→ **Goal of the exercise**: Examine the records and identify each line that includes the string "name". Copy those lines.
[Start of Attachment]
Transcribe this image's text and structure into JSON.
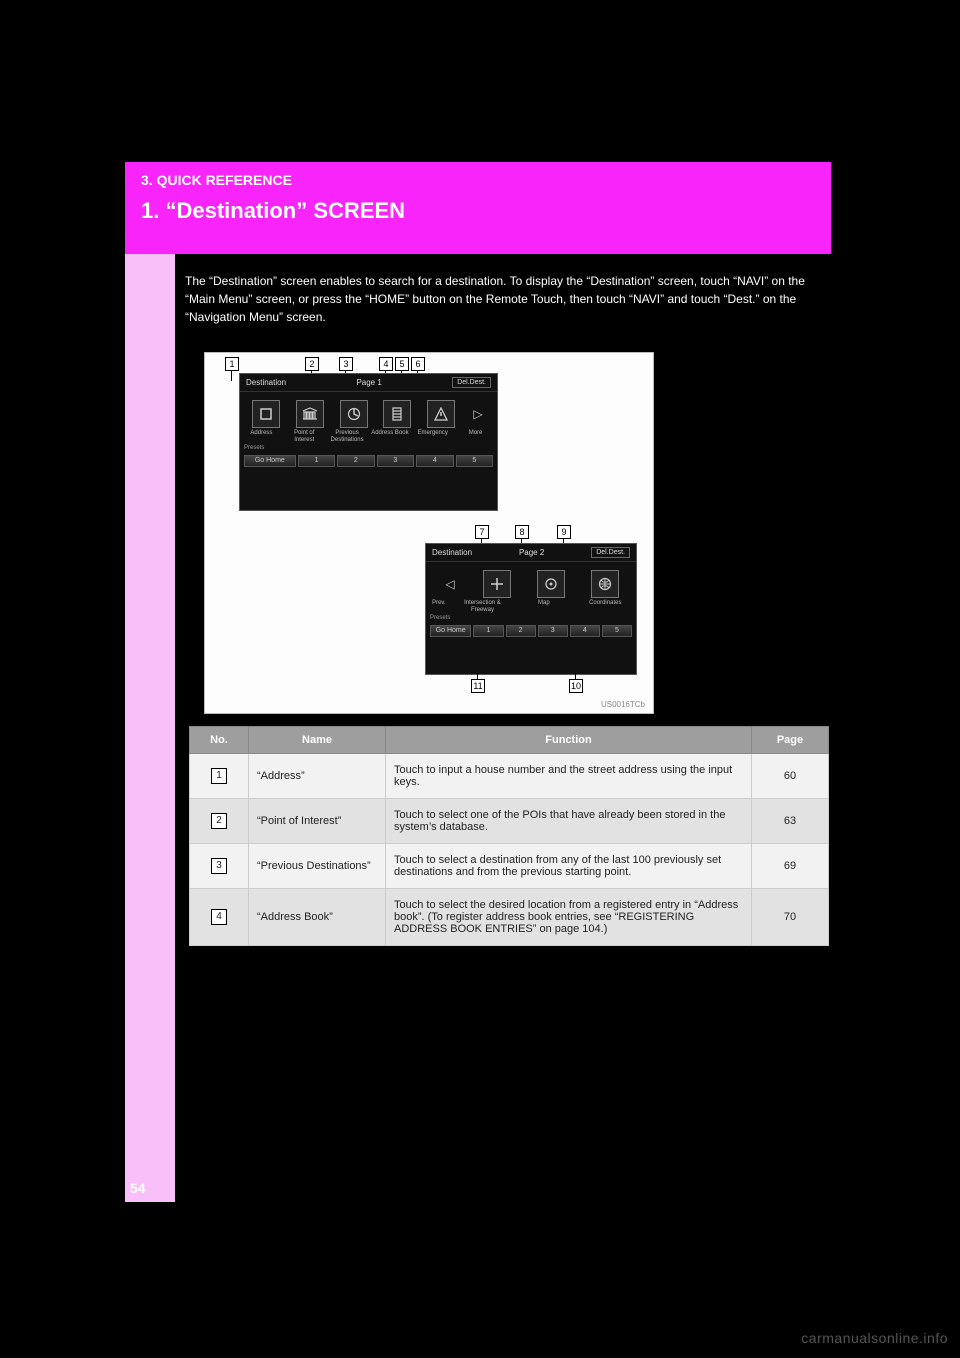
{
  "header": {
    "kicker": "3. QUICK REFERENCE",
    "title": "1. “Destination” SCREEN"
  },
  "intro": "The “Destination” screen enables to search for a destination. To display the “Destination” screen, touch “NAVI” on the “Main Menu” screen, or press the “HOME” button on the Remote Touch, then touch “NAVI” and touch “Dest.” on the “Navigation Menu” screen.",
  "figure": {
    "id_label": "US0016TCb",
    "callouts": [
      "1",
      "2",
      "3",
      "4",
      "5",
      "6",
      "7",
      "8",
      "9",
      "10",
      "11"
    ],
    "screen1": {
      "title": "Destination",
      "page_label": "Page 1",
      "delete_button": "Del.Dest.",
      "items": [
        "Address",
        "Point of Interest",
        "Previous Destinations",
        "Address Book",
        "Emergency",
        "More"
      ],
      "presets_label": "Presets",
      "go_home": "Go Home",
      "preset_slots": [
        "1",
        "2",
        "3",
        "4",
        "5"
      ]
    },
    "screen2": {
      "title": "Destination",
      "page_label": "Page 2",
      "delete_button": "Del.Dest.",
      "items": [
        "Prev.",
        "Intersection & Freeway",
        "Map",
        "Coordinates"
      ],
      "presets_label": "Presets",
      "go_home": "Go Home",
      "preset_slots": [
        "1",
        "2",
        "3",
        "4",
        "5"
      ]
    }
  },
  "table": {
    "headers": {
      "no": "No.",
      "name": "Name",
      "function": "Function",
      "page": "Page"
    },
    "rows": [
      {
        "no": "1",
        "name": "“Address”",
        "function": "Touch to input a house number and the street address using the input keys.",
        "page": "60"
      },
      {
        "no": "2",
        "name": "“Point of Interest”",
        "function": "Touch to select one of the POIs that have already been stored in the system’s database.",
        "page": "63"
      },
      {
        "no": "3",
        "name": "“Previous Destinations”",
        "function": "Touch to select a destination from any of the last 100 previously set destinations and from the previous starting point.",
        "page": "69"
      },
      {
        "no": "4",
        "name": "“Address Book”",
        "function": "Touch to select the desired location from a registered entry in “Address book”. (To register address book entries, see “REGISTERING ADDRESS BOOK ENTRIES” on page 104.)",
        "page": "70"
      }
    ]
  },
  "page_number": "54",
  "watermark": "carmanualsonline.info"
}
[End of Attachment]
→ **Solution**:
      "name": "Name",
        "name": "“Address”",
        "name": "“Point of Interest”",
        "name": "“Previous Destinations”",
        "name": "“Address Book”",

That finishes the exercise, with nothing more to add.